The goal of the bill is to strongly re-assert State Sovereignty under the 10th Amendment to the United States Constitution.  The resolution articulates solid constitutional language.  The introduction starts with a recitation of the 10th amendment and then goes on to detail current conditions and overreach by the Federal Government.   The resolution explicitly acknowledges the Compact Theory relationship between the States and the Federal government and sovereign State status.  The resolution then strongly ends with the following resolutions:


New Hampshire Intrastate Commerce Act in Committee

cross-posted from the New Hampshire Tenth Amendment Center

Written testimony in support of HB 324

Article 7 of the New Hampshire bill of rights says the Federal government only has powers “expressly delegated”; and as article 7 pre-dates the Constitution for the United States it was clearly understood at the time of the signing of the compact between the States.

Whereas the power delegated to the United States with concern to commerce reads “To regulate Commerce with foreign Nations, and among the several States, and with the Indian Tribes” and a 1942 Supreme Court ruling changed the meaning of commerce to include “anything that affects commerce”.


Montana lawmaker seeks to create state militia

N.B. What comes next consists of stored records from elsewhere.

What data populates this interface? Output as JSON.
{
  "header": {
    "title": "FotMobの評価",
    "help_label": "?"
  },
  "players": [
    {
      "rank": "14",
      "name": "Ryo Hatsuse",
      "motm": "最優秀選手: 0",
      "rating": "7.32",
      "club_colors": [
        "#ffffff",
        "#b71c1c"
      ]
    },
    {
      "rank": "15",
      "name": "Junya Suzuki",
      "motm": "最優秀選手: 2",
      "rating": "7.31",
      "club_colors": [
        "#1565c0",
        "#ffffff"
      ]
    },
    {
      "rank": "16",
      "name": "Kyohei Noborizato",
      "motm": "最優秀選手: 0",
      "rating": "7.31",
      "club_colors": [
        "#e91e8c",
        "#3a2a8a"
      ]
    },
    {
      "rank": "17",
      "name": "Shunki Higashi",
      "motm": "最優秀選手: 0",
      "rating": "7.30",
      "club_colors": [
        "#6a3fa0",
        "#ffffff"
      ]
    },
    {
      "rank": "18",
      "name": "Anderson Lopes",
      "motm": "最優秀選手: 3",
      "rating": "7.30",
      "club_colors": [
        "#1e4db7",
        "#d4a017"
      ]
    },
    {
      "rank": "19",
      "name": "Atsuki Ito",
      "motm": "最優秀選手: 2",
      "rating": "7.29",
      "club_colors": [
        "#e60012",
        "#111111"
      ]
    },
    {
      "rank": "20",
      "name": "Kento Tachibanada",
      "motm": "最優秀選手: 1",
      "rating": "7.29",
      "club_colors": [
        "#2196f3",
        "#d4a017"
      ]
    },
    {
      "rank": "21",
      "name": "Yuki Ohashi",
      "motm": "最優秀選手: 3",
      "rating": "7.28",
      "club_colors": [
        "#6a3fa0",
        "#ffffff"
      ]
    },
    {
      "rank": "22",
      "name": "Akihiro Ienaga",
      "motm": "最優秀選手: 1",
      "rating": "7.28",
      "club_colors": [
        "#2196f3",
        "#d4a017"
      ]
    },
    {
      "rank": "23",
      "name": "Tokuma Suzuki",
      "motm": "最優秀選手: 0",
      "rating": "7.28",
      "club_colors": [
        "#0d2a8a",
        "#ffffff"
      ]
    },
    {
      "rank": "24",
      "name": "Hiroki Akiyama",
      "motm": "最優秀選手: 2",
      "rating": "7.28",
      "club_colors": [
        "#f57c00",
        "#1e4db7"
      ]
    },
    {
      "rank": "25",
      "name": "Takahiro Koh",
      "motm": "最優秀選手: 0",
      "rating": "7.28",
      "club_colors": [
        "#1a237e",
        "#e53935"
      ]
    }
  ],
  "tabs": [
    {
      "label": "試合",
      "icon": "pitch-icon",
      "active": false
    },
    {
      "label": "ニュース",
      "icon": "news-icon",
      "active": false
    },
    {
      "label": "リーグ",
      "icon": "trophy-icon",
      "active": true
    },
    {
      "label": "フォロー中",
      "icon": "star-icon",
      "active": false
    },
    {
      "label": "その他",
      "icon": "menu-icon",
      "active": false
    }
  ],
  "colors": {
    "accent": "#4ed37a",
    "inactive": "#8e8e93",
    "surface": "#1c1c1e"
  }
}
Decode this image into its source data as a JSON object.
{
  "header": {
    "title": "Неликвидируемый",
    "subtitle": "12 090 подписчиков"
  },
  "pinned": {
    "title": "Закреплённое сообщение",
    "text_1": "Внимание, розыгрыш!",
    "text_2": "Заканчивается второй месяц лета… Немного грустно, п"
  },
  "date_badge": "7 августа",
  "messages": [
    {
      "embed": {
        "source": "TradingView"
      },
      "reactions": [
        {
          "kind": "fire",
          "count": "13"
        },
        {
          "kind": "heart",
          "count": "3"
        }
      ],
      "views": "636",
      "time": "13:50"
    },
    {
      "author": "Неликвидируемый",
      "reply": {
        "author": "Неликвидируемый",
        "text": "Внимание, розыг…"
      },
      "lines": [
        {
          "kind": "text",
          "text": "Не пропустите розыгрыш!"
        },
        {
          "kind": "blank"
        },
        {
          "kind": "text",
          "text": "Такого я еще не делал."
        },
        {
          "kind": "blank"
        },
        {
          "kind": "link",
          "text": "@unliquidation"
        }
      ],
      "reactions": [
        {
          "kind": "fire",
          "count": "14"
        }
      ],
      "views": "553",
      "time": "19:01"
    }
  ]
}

In a move that will hopefully be copied nationwide over the next few years, Montana lawmakers are considering forming and training an armed volunteer force of “home guards” certified by the governor and not subject to federal oversight. These home guards would be under the direct authority of the county sherriffs and the governor during any state emergency.

According to the Billings Gazette:

Supporters said the bill is not about arming citizens but to provide additional emergency services as some other states do.

A number of states have a state defense force like a “home guard” for responding to emergencies but few states have an armed force like the bill proposes.

As you might expect, the idea of a sovereign state organizing its citizens to exercise their Second Amendment rights has met with considerable shock, outrage and hyperbole from the Left.